Previous efforts to comprehend the connections between R and R+A have included using the atopic march sequence and characterizing the molecular mechanisms governing these diseases and the interactions between them.
Interactomics, a branch of systems biology, applies biostatistical methodologies and data mining to provide a molecular context to the cell behavior and functions under different physiological conditions, including pathological ones, and facilitate an understanding of the complexity of many phenotypes.
About the study
In the present study, researchers used whole blood samples from three birth cohorts from Sweden, Spain and Germany from the MeDALL study. Next, they applied an interactomics approach to characterize the molecular pathways associated with R and R + A, including obtaining data on differentially expressed genes (DEGs).
The team used the IntAct database to independently generate the interactomes of the DEGs for R and R + A that comprised >106 protein–protein interactions in human cells.
Similarly, they used the DAVID web-based tool to annotate these interactomes functionally. They considered molecular pathways in levels 3 and 4 (intermediate) of the Reactome database hierarchy. Furthermore, they assigned each molecular pathway to a generic functional family.
Of the 786 study participants, 45%, 42%, and 51% had asthma, dermatitis, and rhinitis, respectively. Of those with asthma, 61% had this condition with multimorbidity. Of all three cohorts, BAMSE had the most asthma patients (63%).
Topological analysis of interactomes revealed that the R interactome had 464 genes connected by 466 edges, while the R+A interactome had 130 genes connected by 149 edges.
Random distributions testing the degree of interconnectedness of the interactomes showed that the interactomes of R and R+A were denser than random expectation (2.18 and 6.22 times denser, respectively) and also statistically significant with z-test; P = 1.09x10–11 and 3.42x10–50.
Intriguingly, 25 genes were common to both interactomes, implying a degree of interconnectedness larger than random expectation.
Functional annotation revealed that several pathways were specific to R, including but not limited to toll-like receptor (TLR) signaling cascades and WNT5A-dependent signaling.
Signal-transduction-related processes were more represented in pathways specific to R + A.
Interleukin (IL)-33-mediated signaling stood out as a pathway specific to R + A. IL-33 is an alarmin cytokine with a critical role in inflammation, allergy, and type 2 immunity.
The authors also noted increased fibroblast growth factor receptor (FGFR) signaling in the R + A phenotype.
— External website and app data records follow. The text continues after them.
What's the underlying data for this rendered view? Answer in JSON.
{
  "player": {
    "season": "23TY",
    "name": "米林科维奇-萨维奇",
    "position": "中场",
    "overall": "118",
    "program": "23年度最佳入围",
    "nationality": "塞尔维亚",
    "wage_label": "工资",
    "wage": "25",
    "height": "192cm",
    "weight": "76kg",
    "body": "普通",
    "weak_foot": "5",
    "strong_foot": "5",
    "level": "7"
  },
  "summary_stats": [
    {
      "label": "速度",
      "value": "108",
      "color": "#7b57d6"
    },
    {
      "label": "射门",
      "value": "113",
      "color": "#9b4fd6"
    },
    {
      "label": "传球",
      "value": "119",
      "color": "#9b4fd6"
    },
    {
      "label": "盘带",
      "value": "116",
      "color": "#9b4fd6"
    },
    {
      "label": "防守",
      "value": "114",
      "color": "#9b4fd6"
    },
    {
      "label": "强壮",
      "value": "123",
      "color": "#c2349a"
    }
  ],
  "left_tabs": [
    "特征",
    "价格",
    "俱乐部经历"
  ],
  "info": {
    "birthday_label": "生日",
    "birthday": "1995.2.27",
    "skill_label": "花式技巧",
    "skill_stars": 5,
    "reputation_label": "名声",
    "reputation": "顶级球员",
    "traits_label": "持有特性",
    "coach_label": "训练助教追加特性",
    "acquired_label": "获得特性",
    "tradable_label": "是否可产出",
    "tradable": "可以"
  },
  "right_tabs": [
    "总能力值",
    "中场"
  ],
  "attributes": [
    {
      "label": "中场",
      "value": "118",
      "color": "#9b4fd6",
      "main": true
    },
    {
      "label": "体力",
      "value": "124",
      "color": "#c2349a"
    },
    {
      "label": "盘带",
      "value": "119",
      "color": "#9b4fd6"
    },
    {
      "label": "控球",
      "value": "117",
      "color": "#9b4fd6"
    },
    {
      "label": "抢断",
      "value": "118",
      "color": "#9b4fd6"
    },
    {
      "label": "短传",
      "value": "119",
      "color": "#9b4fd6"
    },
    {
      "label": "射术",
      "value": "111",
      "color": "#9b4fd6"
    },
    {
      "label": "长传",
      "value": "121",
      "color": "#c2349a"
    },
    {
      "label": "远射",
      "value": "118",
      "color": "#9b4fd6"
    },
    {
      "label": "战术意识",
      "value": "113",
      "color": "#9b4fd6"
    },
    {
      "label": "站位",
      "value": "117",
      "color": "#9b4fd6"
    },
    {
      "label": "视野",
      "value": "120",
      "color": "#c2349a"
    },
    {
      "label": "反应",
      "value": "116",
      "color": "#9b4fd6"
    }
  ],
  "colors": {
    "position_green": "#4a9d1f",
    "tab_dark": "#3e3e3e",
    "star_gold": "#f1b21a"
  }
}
Besides playing important roles in embryogenesis, angiogenesis, wound repair, and lung development, this signaling system is relevant in A remodeling.
The study analysis showed high connectivity within the interactomes of R and R+A, but a lack of common DEGs. Despite having some core common mechanisms, the two R phenotypes were significantly different.
Differences were seen in the molecular pathways specific to R (SUMO pathways, MyD88 and TLR signaling cascades) and R + A (FGFR-mediated signaling, IL-33-mediated signaling).
Together these findings indicate that rhinitis alone and rhinitis in comorbidity with asthma are mechanistically different diseases with varying underlying molecular pathways. This data could help refine the MeDALL hypothesis on allergic diseases.